SEISS alert: Self-employed people are fearful of a “independence day” as assistance deadlines approach – why?
As the government distributes its final tranches of coronavirus support, self-employed people will soon be able to file SEISS claims. Despite this, freelancers and small business owners are expected to struggle starting tomorrow, as fears and uncertainties about the UK’s “independence day” persist.
Despite the fact that self-employed people were among the hardest hit by the coronavirus, recent data shows that many freelancers and small businesses are concerned about the economy returning tomorrow.

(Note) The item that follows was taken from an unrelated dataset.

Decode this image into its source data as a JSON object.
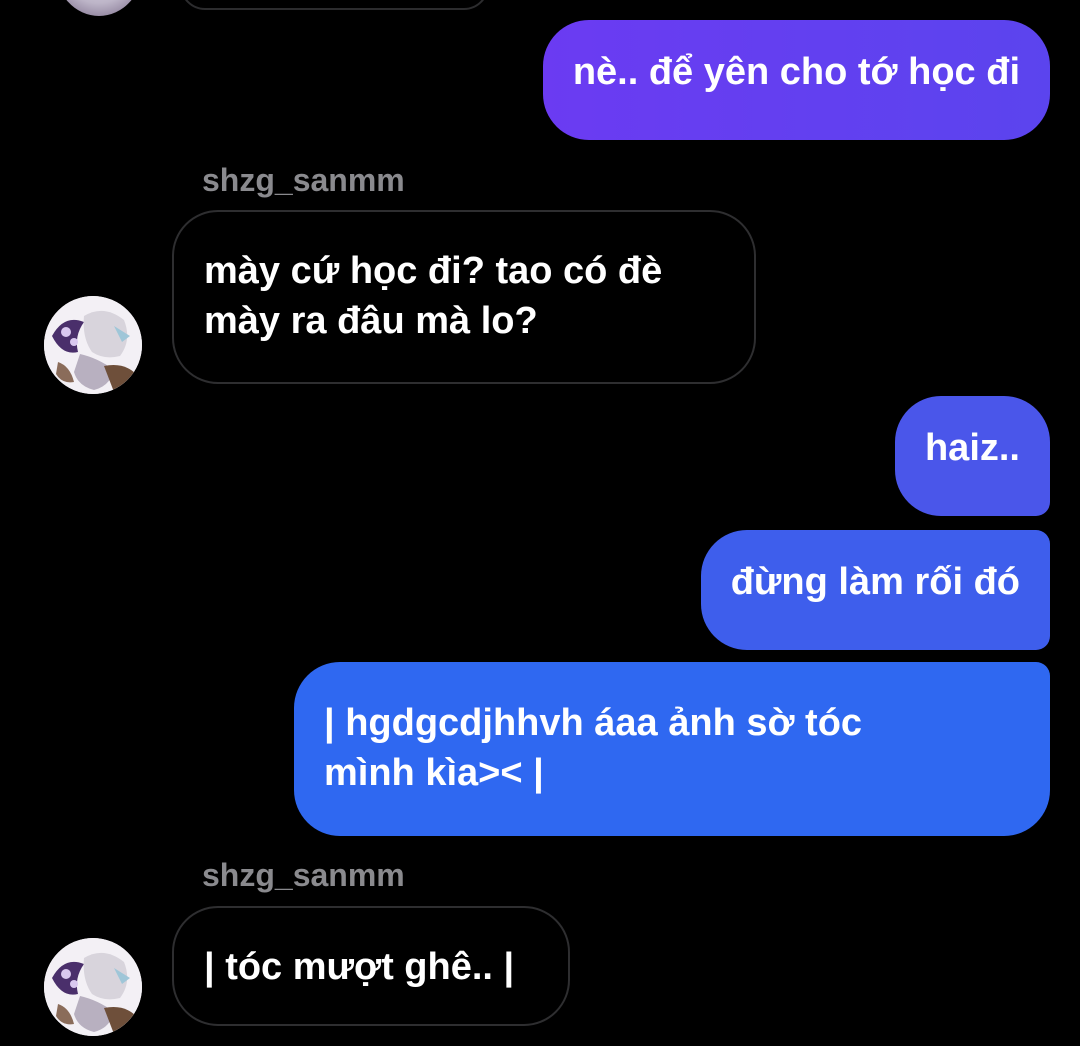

The majority of lockdown limitations will be lifted on July 19, dubbed “freedom day” by many, and this possibility is unsettling many workers.
Simply Company, a small business insurance provider, has conducted a poll of 936 small business owners from around the United Kingdom.
The findings of this poll revealed that SMEs and self-employed people have “mixed sentiments” about independence day.
Over half of those polled (53 percent) believe that social distance restrictions are being eased too quickly, putting them at risk of another lockdown.
Because of the severity of the problem, nearly one-third of small business owners (30%) will maintain social distance and restricted capacity in their operations.
In the face of the coronavirus, the government has chosen to focus more on personal responsibility, and as a result, 47 percent of small business owners believe that the responsibility for a safe unlocking should be shared by enterprises and individuals.
However, a large minority (29 percent) feels the government should provide better guidelines to assist small firms restart securely.
This latest threat, according to Simply Business, comes after a previous analysis revealed that coronavirus is estimated to cost SMEs £126.6 billion in total.
This will most certainly be particularly harmful to the economy as a whole, given the UK now has about six million SMEs, which account for over 99 percent of all firms, 33 percent of employment, and 21% of total turnover.
Simply Business’s UK CEO, Alan Thomas, offered his thoughts on the findings.
“No firm, big or small, has been able to escape the consequences of the Covid-19 pandemic,” Mr Thomas said. Restrictions, lockdowns, and uncertainty over sixteen months were certain to take their toll.
“However, the size of the damage felt by the self-employed is plainly obvious from our latest study, which reveals that Covid-19 would cost SMEs an estimated £126.6 billion, more than double what owners projected a year ago when asked.
“Hopes for small business owners.” Brinkwire Summary News.